Activity remains almost 11% below pre-lockdown levels

Construction’s recovery slowed down in August, according to the latest Office for National Statistics figures.

Monthly construction output growth slowed to 3% in August, following record monthly growth of 21.8% in June and growth of 17.2% in July.

New work grew 3.5%, or £270m, with repair and maintenance growing 2.3%, or £98m.

The increase in new work was driven by growth of 12%, or £310m of work, in private new housing, off set somewhat by falls of 16.4%, or £54m, in private industrial new work and 2%, £40m, in private commercial new work. 

Figure 6_ Private new housing was the largest contributor to the monthly increase in all work in August 2020

The level of construction output in August remains 10.8% below the level in February.

Mark Robinson, chief executive at Scape Group, said: “Confirmation of further growth will hearten many in the industry whose determination continues to keep order books healthy, albeit below pre-covid levels.

“However, the overall economic outlook remains ominous and construction will be expected to drive the ongoing recovery as other sectors regroup and evolve as government support recedes.”

> Previous ONS data: July growth

He said while the UK’s strategy was to use historically low interest rates to invest in public infrastructure it was imperative that contractors and public sector organisations did all they could to get spades in the ground quickly.

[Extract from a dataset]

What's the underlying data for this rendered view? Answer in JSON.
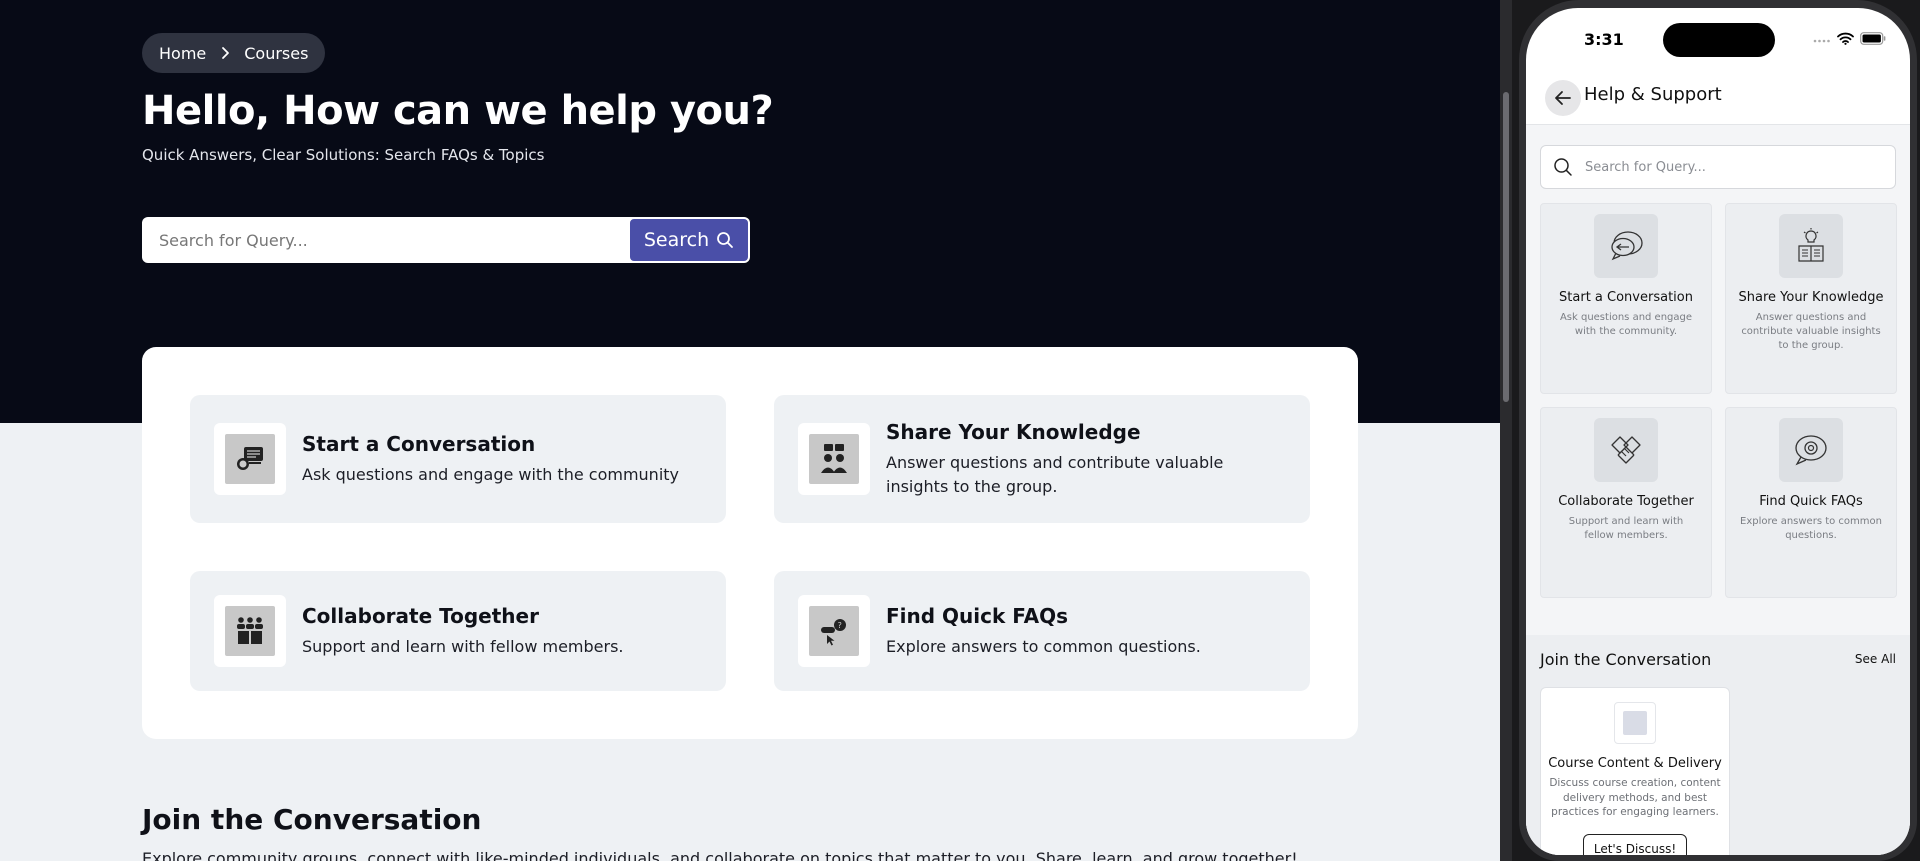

Following strong recovery in June and July construction, output grew by a record 18.5% in the three months to August compared with the previous three-month period.

This came after 10 consecutive periods of decline and was driven by record three-month on three-month growth in both new work, 17.5%, and repair and maintenance, 20.3%.

The unpredictability around further lockdowns is causing private commercial investors to remain cautious

Clive Docwra, McBains

The increase in new work in the three months to August was because of growth in all new work sectors apart from private industrial, which fell by 6.5%. The largest contributor to the growth was private new housing, which grew 34.9%.

Figure 3_ All construction sectors grew in the three months to August 2020, apart from private industrial new work

The increase in repair and maintenance across the same period reflects record growth in all repair and maintenance sectors. The largest contributor was private housing repair and maintenance, which grew 35.6%.

Despite this three-month growth figures Clive Docwra, managing director at McBains, said there was a reluctance among investors to put cash into future projects. 

He said: The unpredictability around further lockdowns is causing private commercial investors to remain cautious of committing to new developments.

The government needs to ramp up its public infrastructure programme and speed up procurement to help tide the sector over while this fragility persists.”

Figure 5_ Record growth in all repair and maintenance sectors drove the strong growth in the three months to August 2020